[[ ENTRIES SHOWN open ]]

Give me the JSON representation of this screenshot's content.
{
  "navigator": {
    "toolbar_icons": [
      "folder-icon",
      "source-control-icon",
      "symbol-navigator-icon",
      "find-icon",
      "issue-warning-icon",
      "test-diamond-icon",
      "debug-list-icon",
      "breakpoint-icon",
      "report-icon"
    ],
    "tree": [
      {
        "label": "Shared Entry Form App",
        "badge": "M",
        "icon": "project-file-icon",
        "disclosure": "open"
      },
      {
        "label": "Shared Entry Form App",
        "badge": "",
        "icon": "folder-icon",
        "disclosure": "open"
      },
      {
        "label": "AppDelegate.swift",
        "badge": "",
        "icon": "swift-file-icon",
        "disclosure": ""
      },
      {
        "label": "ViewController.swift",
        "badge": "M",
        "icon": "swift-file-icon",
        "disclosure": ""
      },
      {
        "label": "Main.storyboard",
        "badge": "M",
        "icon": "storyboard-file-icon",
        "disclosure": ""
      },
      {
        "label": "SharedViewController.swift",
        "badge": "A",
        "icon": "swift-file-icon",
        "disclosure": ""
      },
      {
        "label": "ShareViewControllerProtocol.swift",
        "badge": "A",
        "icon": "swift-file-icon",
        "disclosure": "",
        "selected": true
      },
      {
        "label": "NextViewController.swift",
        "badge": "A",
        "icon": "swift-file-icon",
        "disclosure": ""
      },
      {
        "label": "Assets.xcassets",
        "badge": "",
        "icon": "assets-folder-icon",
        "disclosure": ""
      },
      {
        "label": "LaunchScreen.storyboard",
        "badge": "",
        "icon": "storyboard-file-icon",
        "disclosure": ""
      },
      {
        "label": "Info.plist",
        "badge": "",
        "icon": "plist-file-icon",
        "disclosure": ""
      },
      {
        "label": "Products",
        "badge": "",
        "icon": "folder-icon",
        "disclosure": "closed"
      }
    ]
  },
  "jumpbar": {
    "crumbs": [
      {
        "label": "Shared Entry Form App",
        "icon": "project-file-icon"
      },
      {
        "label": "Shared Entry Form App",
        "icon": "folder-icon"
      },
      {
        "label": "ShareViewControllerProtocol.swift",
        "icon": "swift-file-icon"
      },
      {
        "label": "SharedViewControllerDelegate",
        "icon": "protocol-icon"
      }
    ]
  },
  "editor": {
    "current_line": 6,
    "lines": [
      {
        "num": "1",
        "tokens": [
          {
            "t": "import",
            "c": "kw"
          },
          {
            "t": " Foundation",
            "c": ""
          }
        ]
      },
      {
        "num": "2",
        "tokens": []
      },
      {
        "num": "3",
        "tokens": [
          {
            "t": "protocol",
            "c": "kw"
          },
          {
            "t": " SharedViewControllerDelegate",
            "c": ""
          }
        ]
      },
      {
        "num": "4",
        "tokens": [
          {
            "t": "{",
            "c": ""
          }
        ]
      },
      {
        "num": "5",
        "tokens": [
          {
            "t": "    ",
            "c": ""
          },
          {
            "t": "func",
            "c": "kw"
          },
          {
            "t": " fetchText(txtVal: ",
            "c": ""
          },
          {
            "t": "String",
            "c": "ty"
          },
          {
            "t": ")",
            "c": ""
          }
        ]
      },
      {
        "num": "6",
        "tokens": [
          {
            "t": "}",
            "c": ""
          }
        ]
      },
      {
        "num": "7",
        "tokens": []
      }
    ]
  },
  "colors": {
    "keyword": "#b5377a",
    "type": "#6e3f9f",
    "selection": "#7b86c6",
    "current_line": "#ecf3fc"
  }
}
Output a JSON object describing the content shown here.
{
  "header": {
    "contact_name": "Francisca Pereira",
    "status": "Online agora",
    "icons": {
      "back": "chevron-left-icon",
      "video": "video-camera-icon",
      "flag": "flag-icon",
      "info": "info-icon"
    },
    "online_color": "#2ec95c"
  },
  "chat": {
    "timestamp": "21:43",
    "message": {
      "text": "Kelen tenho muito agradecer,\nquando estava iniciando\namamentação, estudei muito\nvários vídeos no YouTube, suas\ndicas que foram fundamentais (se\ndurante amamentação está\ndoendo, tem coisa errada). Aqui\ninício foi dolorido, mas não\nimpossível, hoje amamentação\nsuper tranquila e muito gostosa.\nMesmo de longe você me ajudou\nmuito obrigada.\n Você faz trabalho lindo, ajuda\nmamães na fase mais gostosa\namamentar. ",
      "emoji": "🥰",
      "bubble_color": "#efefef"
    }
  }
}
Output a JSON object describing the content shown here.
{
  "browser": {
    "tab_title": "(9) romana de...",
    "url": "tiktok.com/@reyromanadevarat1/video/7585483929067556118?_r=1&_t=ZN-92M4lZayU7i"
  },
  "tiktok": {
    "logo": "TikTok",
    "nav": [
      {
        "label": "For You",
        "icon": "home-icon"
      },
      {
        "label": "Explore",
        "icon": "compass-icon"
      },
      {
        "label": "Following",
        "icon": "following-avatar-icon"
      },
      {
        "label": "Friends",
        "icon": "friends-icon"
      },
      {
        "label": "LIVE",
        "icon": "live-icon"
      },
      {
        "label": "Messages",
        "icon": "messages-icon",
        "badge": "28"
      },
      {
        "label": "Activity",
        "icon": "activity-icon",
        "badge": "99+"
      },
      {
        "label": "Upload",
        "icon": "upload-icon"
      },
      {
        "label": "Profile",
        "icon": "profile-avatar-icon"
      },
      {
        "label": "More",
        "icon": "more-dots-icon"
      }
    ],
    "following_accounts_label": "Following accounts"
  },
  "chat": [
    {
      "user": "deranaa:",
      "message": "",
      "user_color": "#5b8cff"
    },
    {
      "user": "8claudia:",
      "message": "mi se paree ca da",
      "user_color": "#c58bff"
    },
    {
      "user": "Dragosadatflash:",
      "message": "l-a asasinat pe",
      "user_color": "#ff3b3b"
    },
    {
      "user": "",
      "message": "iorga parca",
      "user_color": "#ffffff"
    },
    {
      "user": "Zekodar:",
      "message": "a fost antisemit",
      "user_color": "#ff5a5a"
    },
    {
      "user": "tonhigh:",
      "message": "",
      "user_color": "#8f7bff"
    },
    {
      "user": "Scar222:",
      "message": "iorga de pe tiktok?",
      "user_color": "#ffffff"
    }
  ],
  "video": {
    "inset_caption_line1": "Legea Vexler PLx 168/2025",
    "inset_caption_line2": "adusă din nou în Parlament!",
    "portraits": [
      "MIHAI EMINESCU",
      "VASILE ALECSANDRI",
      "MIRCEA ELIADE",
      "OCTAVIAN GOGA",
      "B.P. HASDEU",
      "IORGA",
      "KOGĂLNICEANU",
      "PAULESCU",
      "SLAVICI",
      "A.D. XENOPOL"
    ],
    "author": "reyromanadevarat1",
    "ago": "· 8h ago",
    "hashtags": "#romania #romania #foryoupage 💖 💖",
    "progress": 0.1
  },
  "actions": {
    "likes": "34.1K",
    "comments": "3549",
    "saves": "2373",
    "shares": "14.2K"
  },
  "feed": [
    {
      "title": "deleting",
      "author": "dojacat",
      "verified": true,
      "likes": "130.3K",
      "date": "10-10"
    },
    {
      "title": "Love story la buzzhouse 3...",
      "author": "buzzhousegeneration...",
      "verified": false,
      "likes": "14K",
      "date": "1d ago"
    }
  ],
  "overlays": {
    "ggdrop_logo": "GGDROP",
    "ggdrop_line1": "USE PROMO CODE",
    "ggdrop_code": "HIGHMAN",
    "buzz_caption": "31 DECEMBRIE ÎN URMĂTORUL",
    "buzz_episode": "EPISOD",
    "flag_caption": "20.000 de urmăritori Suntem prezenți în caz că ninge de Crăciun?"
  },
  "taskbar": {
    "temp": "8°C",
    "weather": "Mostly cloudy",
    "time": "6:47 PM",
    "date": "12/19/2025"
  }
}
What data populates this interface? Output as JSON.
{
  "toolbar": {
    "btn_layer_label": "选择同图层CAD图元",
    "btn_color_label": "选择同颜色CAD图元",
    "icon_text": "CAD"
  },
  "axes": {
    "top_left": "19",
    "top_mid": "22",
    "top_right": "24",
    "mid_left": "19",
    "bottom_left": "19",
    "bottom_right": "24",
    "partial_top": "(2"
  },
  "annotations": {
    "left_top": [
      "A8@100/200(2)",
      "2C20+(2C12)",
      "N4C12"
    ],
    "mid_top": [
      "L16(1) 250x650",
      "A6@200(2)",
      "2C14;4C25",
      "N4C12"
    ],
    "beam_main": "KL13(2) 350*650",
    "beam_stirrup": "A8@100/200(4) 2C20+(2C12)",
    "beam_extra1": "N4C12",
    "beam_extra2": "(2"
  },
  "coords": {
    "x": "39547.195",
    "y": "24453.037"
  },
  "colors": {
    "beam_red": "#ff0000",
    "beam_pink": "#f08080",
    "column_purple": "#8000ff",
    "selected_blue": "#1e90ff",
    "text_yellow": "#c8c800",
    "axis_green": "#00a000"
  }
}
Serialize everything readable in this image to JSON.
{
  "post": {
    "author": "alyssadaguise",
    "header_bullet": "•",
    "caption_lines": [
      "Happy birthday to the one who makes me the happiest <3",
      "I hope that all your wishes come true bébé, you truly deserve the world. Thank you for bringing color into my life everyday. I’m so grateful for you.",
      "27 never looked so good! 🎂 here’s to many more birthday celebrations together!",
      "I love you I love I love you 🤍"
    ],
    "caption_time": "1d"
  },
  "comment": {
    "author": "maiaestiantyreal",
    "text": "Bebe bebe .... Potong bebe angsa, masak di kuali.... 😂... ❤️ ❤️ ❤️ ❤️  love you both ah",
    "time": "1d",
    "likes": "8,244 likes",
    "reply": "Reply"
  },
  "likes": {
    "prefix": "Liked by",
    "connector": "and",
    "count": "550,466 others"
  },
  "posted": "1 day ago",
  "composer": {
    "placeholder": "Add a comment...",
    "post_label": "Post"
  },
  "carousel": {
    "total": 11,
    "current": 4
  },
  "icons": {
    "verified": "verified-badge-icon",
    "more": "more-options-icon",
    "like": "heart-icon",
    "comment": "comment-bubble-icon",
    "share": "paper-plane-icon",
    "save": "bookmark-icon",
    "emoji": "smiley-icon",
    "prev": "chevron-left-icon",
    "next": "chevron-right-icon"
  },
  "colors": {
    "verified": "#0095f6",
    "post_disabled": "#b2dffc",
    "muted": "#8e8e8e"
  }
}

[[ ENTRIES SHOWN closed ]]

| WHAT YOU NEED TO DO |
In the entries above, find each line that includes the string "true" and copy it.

| RESULT |
        "selected": true
      "verified": true,
      "I hope that all your wishes come true bébé, you truly deserve the world. Thank you for bringing color into my life everyday. I’m so grateful for you.",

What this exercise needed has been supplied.